Project Building an IT Infrastructure for 14 Buildings
MuseumOps Team Member Rich Cherry
Initial Estimate $360,000 Annually
Final Cost  $70,000 Annually
Cost Saved $290,000

    Rich’s highly productive tenure with the Balboa Park Online Collaborative (BPOC) left an indelible mark on the 27 museums, science and cultural centers, performance venues and gardens that make up Balboa Park. In record time he was able to close a digital divide suffered by many of the Park’s institutions. He created several legacy projects that strategically responded to the needs, and these projects have significantly shifted the work culture in Balboa Park for the better.

    –Julie Kendig,
    Arts and Culture Professional

The Balboa Park Online Collaborative (BPOC) was created to lead technology-focused cooperation between 21 Balboa Park institutions. One of the challenges BPOC quickly uncovered when it began was the serious limitation to supporting collaboration caused by the lack of IT infrastructure connecting the institutions to the internet. The park was serviced by AT&T and a result, BPOC installed the infrastructure necessary for a high speed (1GB/second) connection to network the organizations, and to provide a 100mb Internet connection.

Early on, this project was presented with quite a limited set of options and were cost prohibitive for the more robust solutions which were required to address some of the basic requirements of the park. For example, a 1GB Metro Ethernet solution was priced at $2500 per month per connection respectively, meaning that a full network to 14 buildings would cost approximately $30,000 per month. While this choice would provide a carrier class solution with sophisticated support organizations and five lines of availability, it was outside the financial reach of most of the member organizations. The leaders at BPOC were then introduced to another option – the use of dark fiber and micro-trenching. Utilizing these options, the cost of the fiber installation which included six pair to each of 14 buildings, ended up costing just under $70,000 in total.

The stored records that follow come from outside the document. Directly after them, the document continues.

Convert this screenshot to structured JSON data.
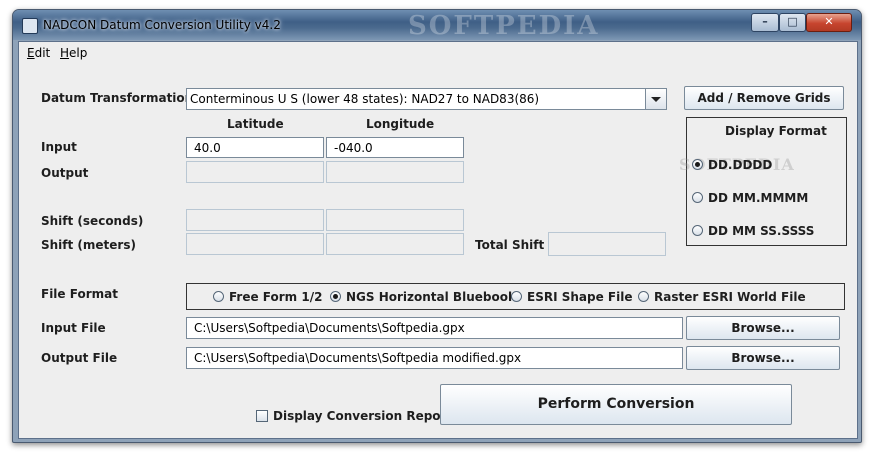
{
  "window": {
    "title": "NADCON Datum Conversion Utility v4.2",
    "watermark": "SOFTPEDIA",
    "minimize_glyph": "–",
    "maximize_glyph": "□",
    "close_glyph": "✕"
  },
  "menu": [
    {
      "label": "Edit",
      "mnemonic": "E",
      "rest": "dit"
    },
    {
      "label": "Help",
      "mnemonic": "H",
      "rest": "elp"
    }
  ],
  "datum": {
    "label": "Datum Transformation",
    "selected": "Conterminous U S (lower 48 states): NAD27 to NAD83(86)",
    "add_remove_label": "Add / Remove Grids"
  },
  "coords": {
    "latitude_header": "Latitude",
    "longitude_header": "Longitude",
    "input_label": "Input",
    "output_label": "Output",
    "shift_seconds_label": "Shift (seconds)",
    "shift_meters_label": "Shift (meters)",
    "total_shift_label": "Total Shift",
    "input_latitude": "40.0",
    "input_longitude": "-040.0",
    "output_latitude": "",
    "output_longitude": "",
    "shift_seconds_latitude": "",
    "shift_seconds_longitude": "",
    "shift_meters_latitude": "",
    "shift_meters_longitude": "",
    "total_shift": ""
  },
  "display_format": {
    "title": "Display Format",
    "options": [
      "DD.DDDD",
      "DD MM.MMMM",
      "DD MM SS.SSSS"
    ],
    "selected_index": 0,
    "watermark": "SOFTPEDIA"
  },
  "file_format": {
    "label": "File Format",
    "options": [
      "Free Form 1/2",
      "NGS Horizontal Bluebook",
      "ESRI Shape File",
      "Raster ESRI World File"
    ],
    "selected_index": 1
  },
  "files": {
    "input_label": "Input File",
    "input_value": "C:\\Users\\Softpedia\\Documents\\Softpedia.gpx",
    "output_label": "Output File",
    "output_value": "C:\\Users\\Softpedia\\Documents\\Softpedia modified.gpx",
    "browse_label": "Browse..."
  },
  "actions": {
    "report_label": "Display Conversion Report",
    "report_checked": false,
    "perform_label": "Perform Conversion"
  }
}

Under the direction of Rich Cherry, not only was the BPOC looking toward cutting-edge and innovative ideas to meet their goals but they understood and worked within the financial restrictions facing most of the member organizations. The creative decision to use of dark fiber (unused fiber optic cable), along with the cost-effective method of micro-trenching (which allowed the park to bypass the often time-consuming and expensive methods of traditional trenching), ensured an efficient and cost-appropriate solution to growing community.